** Source material follows **

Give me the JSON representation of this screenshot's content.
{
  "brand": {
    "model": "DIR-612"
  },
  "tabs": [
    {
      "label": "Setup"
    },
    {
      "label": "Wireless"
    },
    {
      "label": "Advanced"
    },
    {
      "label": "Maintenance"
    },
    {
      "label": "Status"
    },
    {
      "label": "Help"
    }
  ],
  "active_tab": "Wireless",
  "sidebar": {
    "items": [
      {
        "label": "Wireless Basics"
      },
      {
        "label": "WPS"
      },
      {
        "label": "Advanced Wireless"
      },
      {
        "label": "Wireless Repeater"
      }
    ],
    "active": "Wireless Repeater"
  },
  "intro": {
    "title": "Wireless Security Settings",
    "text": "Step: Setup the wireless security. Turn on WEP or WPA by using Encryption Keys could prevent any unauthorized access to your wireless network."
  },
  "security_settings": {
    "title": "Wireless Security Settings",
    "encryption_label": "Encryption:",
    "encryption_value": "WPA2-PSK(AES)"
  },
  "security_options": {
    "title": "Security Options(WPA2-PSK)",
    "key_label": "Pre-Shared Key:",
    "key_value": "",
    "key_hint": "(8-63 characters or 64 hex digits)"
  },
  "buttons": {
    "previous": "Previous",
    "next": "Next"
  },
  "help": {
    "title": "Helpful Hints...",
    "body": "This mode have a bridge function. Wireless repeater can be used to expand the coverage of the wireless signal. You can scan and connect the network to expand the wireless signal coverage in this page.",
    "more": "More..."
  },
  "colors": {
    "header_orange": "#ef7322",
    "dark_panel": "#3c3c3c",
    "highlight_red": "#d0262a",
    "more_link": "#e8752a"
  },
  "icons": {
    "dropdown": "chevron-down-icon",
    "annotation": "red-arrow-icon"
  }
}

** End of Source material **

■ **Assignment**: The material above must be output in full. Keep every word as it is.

■ **The answer**:
Give me the JSON representation of this screenshot's content.
{
  "brand": {
    "model": "DIR-612"
  },
  "tabs": [
    {
      "label": "Setup"
    },
    {
      "label": "Wireless"
    },
    {
      "label": "Advanced"
    },
    {
      "label": "Maintenance"
    },
    {
      "label": "Status"
    },
    {
      "label": "Help"
    }
  ],
  "active_tab": "Wireless",
  "sidebar": {
    "items": [
      {
        "label": "Wireless Basics"
      },
      {
        "label": "WPS"
      },
      {
        "label": "Advanced Wireless"
      },
      {
        "label": "Wireless Repeater"
      }
    ],
    "active": "Wireless Repeater"
  },
  "intro": {
    "title": "Wireless Security Settings",
    "text": "Step: Setup the wireless security. Turn on WEP or WPA by using Encryption Keys could prevent any unauthorized access to your wireless network."
  },
  "security_settings": {
    "title": "Wireless Security Settings",
    "encryption_label": "Encryption:",
    "encryption_value": "WPA2-PSK(AES)"
  },
  "security_options": {
    "title": "Security Options(WPA2-PSK)",
    "key_label": "Pre-Shared Key:",
    "key_value": "",
    "key_hint": "(8-63 characters or 64 hex digits)"
  },
  "buttons": {
    "previous": "Previous",
    "next": "Next"
  },
  "help": {
    "title": "Helpful Hints...",
    "body": "This mode have a bridge function. Wireless repeater can be used to expand the coverage of the wireless signal. You can scan and connect the network to expand the wireless signal coverage in this page.",
    "more": "More..."
  },
  "colors": {
    "header_orange": "#ef7322",
    "dark_panel": "#3c3c3c",
    "highlight_red": "#d0262a",
    "more_link": "#e8752a"
  },
  "icons": {
    "dropdown": "chevron-down-icon",
    "annotation": "red-arrow-icon"
  }
}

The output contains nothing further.